**AVAILABLE DATA:**
______

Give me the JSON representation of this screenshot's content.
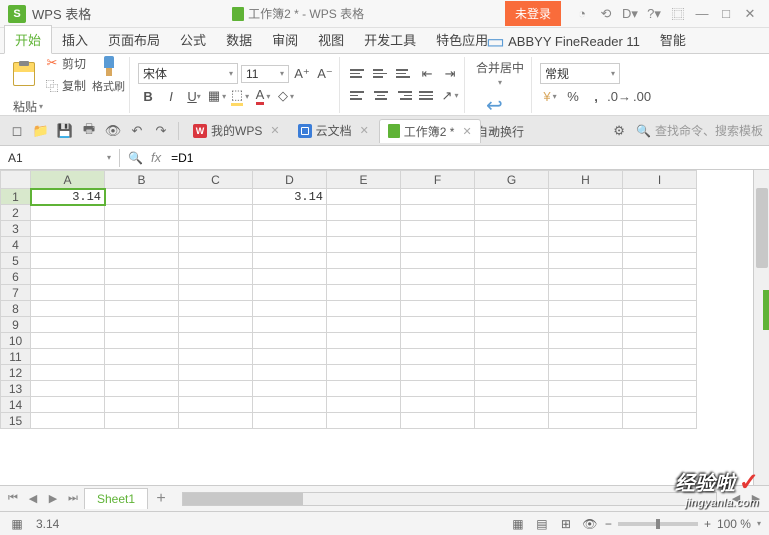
{
  "app": {
    "badge": "S",
    "name": "WPS 表格",
    "doc_title": "工作簿2 * - WPS 表格",
    "login": "未登录"
  },
  "menu": {
    "items": [
      "开始",
      "插入",
      "页面布局",
      "公式",
      "数据",
      "审阅",
      "视图",
      "开发工具",
      "特色应用",
      "ABBYY FineReader 11",
      "智能"
    ],
    "active_index": 0
  },
  "ribbon": {
    "paste": "粘贴",
    "cut": "剪切",
    "copy": "复制",
    "format_painter": "格式刷",
    "font_name": "宋体",
    "font_size": "11",
    "merge": "合并居中",
    "wrap": "自动换行",
    "number_format": "常规"
  },
  "doctabs": {
    "items": [
      {
        "label": "我的WPS",
        "type": "w"
      },
      {
        "label": "云文档",
        "type": "c"
      },
      {
        "label": "工作簿2 *",
        "type": "s"
      }
    ],
    "active_index": 2,
    "search_placeholder": "查找命令、搜索模板"
  },
  "formula": {
    "cell_ref": "A1",
    "fx": "fx",
    "value": "=D1"
  },
  "grid": {
    "columns": [
      "A",
      "B",
      "C",
      "D",
      "E",
      "F",
      "G",
      "H",
      "I"
    ],
    "rows": [
      1,
      2,
      3,
      4,
      5,
      6,
      7,
      8,
      9,
      10,
      11,
      12,
      13,
      14,
      15
    ],
    "active_row": 1,
    "active_col": "A",
    "cells": {
      "A1": "3.14",
      "D1": "3.14"
    }
  },
  "sheets": {
    "active": "Sheet1"
  },
  "status": {
    "value": "3.14",
    "zoom": "100 %"
  },
  "watermark": {
    "main": "经验啦",
    "sub": "jingyanla.com"
  },
  "chart_data": null
}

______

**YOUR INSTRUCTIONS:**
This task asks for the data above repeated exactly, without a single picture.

**TASK OUTPUT:**
Give me the JSON representation of this screenshot's content.
{
  "app": {
    "badge": "S",
    "name": "WPS 表格",
    "doc_title": "工作簿2 * - WPS 表格",
    "login": "未登录"
  },
  "menu": {
    "items": [
      "开始",
      "插入",
      "页面布局",
      "公式",
      "数据",
      "审阅",
      "视图",
      "开发工具",
      "特色应用",
      "ABBYY FineReader 11",
      "智能"
    ],
    "active_index": 0
  },
  "ribbon": {
    "paste": "粘贴",
    "cut": "剪切",
    "copy": "复制",
    "format_painter": "格式刷",
    "font_name": "宋体",
    "font_size": "11",
    "merge": "合并居中",
    "wrap": "自动换行",
    "number_format": "常规"
  },
  "doctabs": {
    "items": [
      {
        "label": "我的WPS",
        "type": "w"
      },
      {
        "label": "云文档",
        "type": "c"
      },
      {
        "label": "工作簿2 *",
        "type": "s"
      }
    ],
    "active_index": 2,
    "search_placeholder": "查找命令、搜索模板"
  },
  "formula": {
    "cell_ref": "A1",
    "fx": "fx",
    "value": "=D1"
  },
  "grid": {
    "columns": [
      "A",
      "B",
      "C",
      "D",
      "E",
      "F",
      "G",
      "H",
      "I"
    ],
    "rows": [
      1,
      2,
      3,
      4,
      5,
      6,
      7,
      8,
      9,
      10,
      11,
      12,
      13,
      14,
      15
    ],
    "active_row": 1,
    "active_col": "A",
    "cells": {
      "A1": "3.14",
      "D1": "3.14"
    }
  },
  "sheets": {
    "active": "Sheet1"
  },
  "status": {
    "value": "3.14",
    "zoom": "100 %"
  },
  "watermark": {
    "main": "经验啦",
    "sub": "jingyanla.com"
  },
  "chart_data": null
}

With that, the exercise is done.